30.6 / 30.7 / 33.3 dB(A)
||36.3 / 41.1 dB(A)|
min: , med: , max: BK Precision 732A (15 cm distance)
Surface temperature when idling are cool towards the front of the notebook, but it is already quite warm around the rear by up to a 5 degrees difference. When under very high loads, we can see that the surfaces directly above and below the heat pipe experience the highest change in temperature. The front areas and keyboard remain relatively cooler in comparison, but using a flat desk is recommended to avoid the very warm bottom if running more demanding applications.
(-) The maximum temperature on the upper side is 52.8 °C / 127 F, compared to the average of 35.7 °C / 96 F, ranging from 22 to 57 °C for the class Subnotebook.
(-) The bottom heats up to a maximum of 50.6 °C / 123 F, compared to the average of 39.5 °C / 103 F
(+) In idle usage, the average temperature for the upper side is 29.7 °C / 85 F, compared to the device average of 30.6 °C / 87 F.
(+) The palmrests and touchpad are reaching skin temperature as a maximum (33 °C / 91.4 F) and are therefore not hot.
(-) The average temperature of the palmrest area of similar devices was 28.4 °C / 83.1 F (-4.6 °C / -8.3 F).
The stereo 1.5 Watt speakers provide muffled sounds. Bass is severely lacking, so listening to music is a below average experience. Maximum volume is reasonably loud with enough power to fill a small conference room. However, external 3.5 mm speakers or earphones are highly recommended for movies and music.
The integrated 51 Wh Li-Ion polymer battery is advertised to provide a 7-hour runtime. While the notebook can certainly achieve this, the conditions required must be at minimum brightness with wireless radios disabled and very low processing loads. Instead, users can expect 3.5 hours of constant use under our more realistic WLAN stress conditions, which loops a browser script on a screen brightness of 150 nits (setting 4/10).
Total runtimes are just about average compared to other 14-inch notebooks, if not a little below. We expected a bit longer from the relatively large battery capacity of the Vizio.
Vizio's first and so far only series of notebooks is a good first effort. The manufacturer gets many of the basics right, including a bright glossy display, an attractive and rigid chassis, and easy maintenance. Such features are becoming more uncommon on Ultrabooks, let alone on a budget offering. We certainly commend Vizio for hitting these marks on its first try.

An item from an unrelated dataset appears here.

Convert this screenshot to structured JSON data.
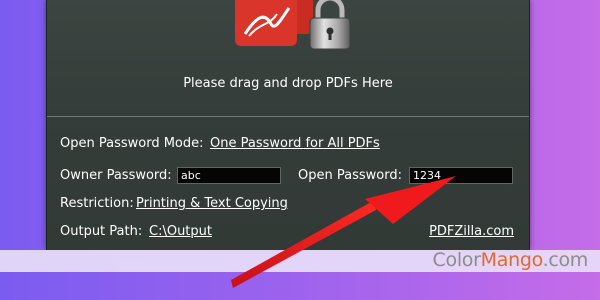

The most glaring issues don't become obvious until users begin using the notebook. The keyboard is awful in terms of feedback and comfort. Travel is shallow and the keys feel soft. There is annoyingly no card reader, which will inevitably anger owners.
In the end, the CT models don't stand out in neither price or quality. Vizio's lack of experience in this sector is obvious when pit against the likes of Acer, Asus, or Samsung. The manufacturer has yet to announce a series refresh, so it remains to be seen if Vizio will ever return to the notebook market.
Vizio's lack of experience in this sector is obvious when pit against the likes of Acer, Asus, or Samsung.